DATASET EXCERPTS:
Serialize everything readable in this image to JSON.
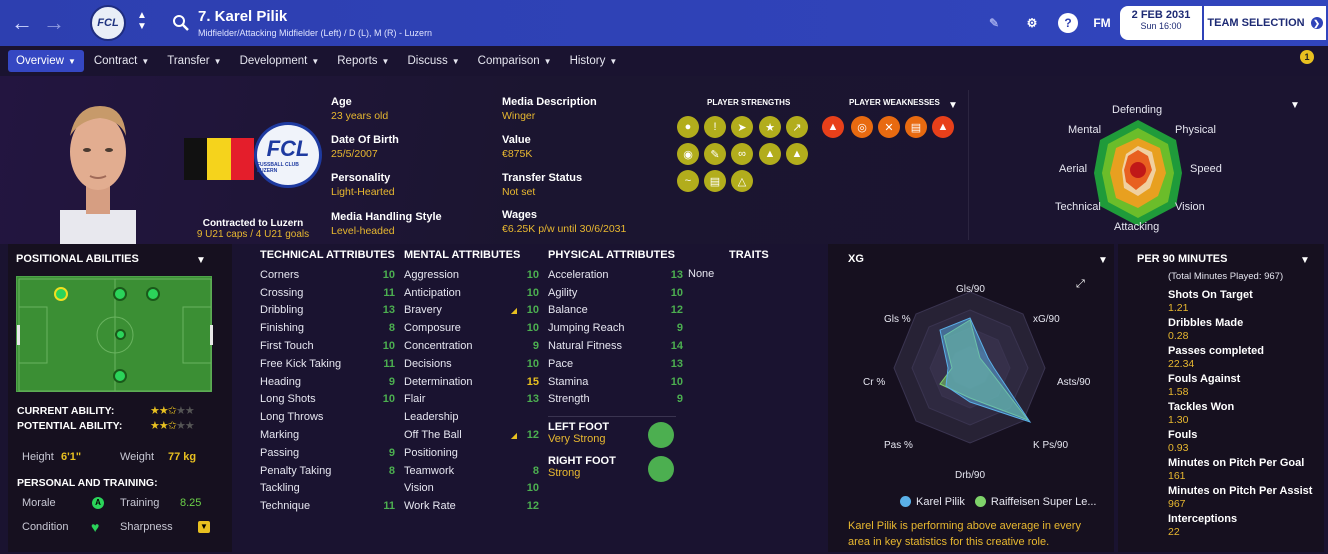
{
  "topbar": {
    "player_title": "7. Karel Pilik",
    "player_subtitle": "Midfielder/Attacking Midfielder (Left) / D (L), M (R) - Luzern",
    "club_badge": "FCL",
    "fm_label": "FM",
    "date": "2 FEB 2031",
    "time": "Sun 16:00",
    "team_selection": "TEAM SELECTION",
    "notification_count": "1"
  },
  "menu": [
    {
      "label": "Overview"
    },
    {
      "label": "Contract"
    },
    {
      "label": "Transfer"
    },
    {
      "label": "Development"
    },
    {
      "label": "Reports"
    },
    {
      "label": "Discuss"
    },
    {
      "label": "Comparison"
    },
    {
      "label": "History"
    }
  ],
  "club_logo": {
    "text": "FCL",
    "subtext": "FUSSBALL CLUB LUZERN"
  },
  "flag_colors": [
    "#111111",
    "#f5d31c",
    "#e41e2b"
  ],
  "contract": {
    "title": "Contracted to Luzern",
    "caps": "9 U21 caps / 4 U21 goals"
  },
  "info": {
    "age_label": "Age",
    "age": "23 years old",
    "dob_label": "Date Of Birth",
    "dob": "25/5/2007",
    "personality_label": "Personality",
    "personality": "Light-Hearted",
    "media_style_label": "Media Handling Style",
    "media_style": "Level-headed",
    "media_desc_label": "Media Description",
    "media_desc": "Winger",
    "value_label": "Value",
    "value": "€875K",
    "transfer_label": "Transfer Status",
    "transfer": "Not set",
    "wages_label": "Wages",
    "wages": "€6.25K p/w until 30/6/2031"
  },
  "strengths_title": "PLAYER STRENGTHS",
  "weaknesses_title": "PLAYER WEAKNESSES",
  "strength_icons": [
    "dribble-icon",
    "shot-icon",
    "pass-icon",
    "star-icon",
    "arrow-icon",
    "head-icon",
    "fitness-icon",
    "flair-icon",
    "feet-icon",
    "cone-icon",
    "wave-icon",
    "pitch-icon",
    "flask-icon"
  ],
  "weakness_icons": [
    "cone-ball-icon",
    "target-icon",
    "tackle-icon",
    "goal-icon",
    "cone-ball-2-icon"
  ],
  "top_radar": {
    "labels": [
      "Defending",
      "Physical",
      "Speed",
      "Vision",
      "Attacking",
      "Technical",
      "Aerial",
      "Mental"
    ]
  },
  "positional": {
    "title": "POSITIONAL ABILITIES",
    "current_label": "CURRENT ABILITY:",
    "potential_label": "POTENTIAL ABILITY:",
    "current_stars": 2.5,
    "potential_stars": 2.5,
    "height_label": "Height",
    "height": "6'1\"",
    "weight_label": "Weight",
    "weight": "77 kg",
    "pt_title": "PERSONAL AND TRAINING:",
    "morale_label": "Morale",
    "training_label": "Training",
    "training": "8.25",
    "condition_label": "Condition",
    "sharpness_label": "Sharpness"
  },
  "technical": {
    "title": "TECHNICAL ATTRIBUTES",
    "rows": [
      {
        "n": "Corners",
        "v": "10"
      },
      {
        "n": "Crossing",
        "v": "11"
      },
      {
        "n": "Dribbling",
        "v": "13"
      },
      {
        "n": "Finishing",
        "v": "8"
      },
      {
        "n": "First Touch",
        "v": "10"
      },
      {
        "n": "Free Kick Taking",
        "v": "11"
      },
      {
        "n": "Heading",
        "v": "9"
      },
      {
        "n": "Long Shots",
        "v": "10"
      },
      {
        "n": "Long Throws",
        "v": ""
      },
      {
        "n": "Marking",
        "v": ""
      },
      {
        "n": "Passing",
        "v": "9"
      },
      {
        "n": "Penalty Taking",
        "v": "8"
      },
      {
        "n": "Tackling",
        "v": ""
      },
      {
        "n": "Technique",
        "v": "11"
      }
    ]
  },
  "mental": {
    "title": "MENTAL ATTRIBUTES",
    "rows": [
      {
        "n": "Aggression",
        "v": "10"
      },
      {
        "n": "Anticipation",
        "v": "10"
      },
      {
        "n": "Bravery",
        "v": "10"
      },
      {
        "n": "Composure",
        "v": "10"
      },
      {
        "n": "Concentration",
        "v": "9"
      },
      {
        "n": "Decisions",
        "v": "10"
      },
      {
        "n": "Determination",
        "v": "15"
      },
      {
        "n": "Flair",
        "v": "13"
      },
      {
        "n": "Leadership",
        "v": ""
      },
      {
        "n": "Off The Ball",
        "v": "12"
      },
      {
        "n": "Positioning",
        "v": ""
      },
      {
        "n": "Teamwork",
        "v": "8"
      },
      {
        "n": "Vision",
        "v": "10"
      },
      {
        "n": "Work Rate",
        "v": "12"
      }
    ]
  },
  "physical": {
    "title": "PHYSICAL ATTRIBUTES",
    "rows": [
      {
        "n": "Acceleration",
        "v": "13"
      },
      {
        "n": "Agility",
        "v": "10"
      },
      {
        "n": "Balance",
        "v": "12"
      },
      {
        "n": "Jumping Reach",
        "v": "9"
      },
      {
        "n": "Natural Fitness",
        "v": "14"
      },
      {
        "n": "Pace",
        "v": "13"
      },
      {
        "n": "Stamina",
        "v": "10"
      },
      {
        "n": "Strength",
        "v": "9"
      }
    ]
  },
  "feet": {
    "left_label": "LEFT FOOT",
    "left": "Very Strong",
    "right_label": "RIGHT FOOT",
    "right": "Strong"
  },
  "traits": {
    "title": "TRAITS",
    "value": "None"
  },
  "xg": {
    "title": "XG",
    "labels": [
      "Gls/90",
      "xG/90",
      "Asts/90",
      "K Ps/90",
      "Drb/90",
      "Pas %",
      "Cr %",
      "Gls %"
    ],
    "legend_player": "Karel Pilik",
    "legend_league": "Raiffeisen Super Le...",
    "player_color": "#5ab0e8",
    "league_color": "#7fd36a",
    "description": "Karel Pilik is performing above average in every area in key statistics for this creative role."
  },
  "per90": {
    "title": "PER 90 MINUTES",
    "total": "(Total Minutes Played: 967)",
    "rows": [
      {
        "n": "Shots On Target",
        "v": "1.21"
      },
      {
        "n": "Dribbles Made",
        "v": "0.28"
      },
      {
        "n": "Passes completed",
        "v": "22.34"
      },
      {
        "n": "Fouls Against",
        "v": "1.58"
      },
      {
        "n": "Tackles Won",
        "v": "1.30"
      },
      {
        "n": "Fouls",
        "v": "0.93"
      },
      {
        "n": "Minutes on Pitch Per Goal",
        "v": "161"
      },
      {
        "n": "Minutes on Pitch Per Assist",
        "v": "967"
      },
      {
        "n": "Interceptions",
        "v": "22"
      }
    ]
  }
}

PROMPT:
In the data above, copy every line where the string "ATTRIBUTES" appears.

THE ANSWER:
    "title": "TECHNICAL ATTRIBUTES",
    "title": "MENTAL ATTRIBUTES",
    "title": "PHYSICAL ATTRIBUTES",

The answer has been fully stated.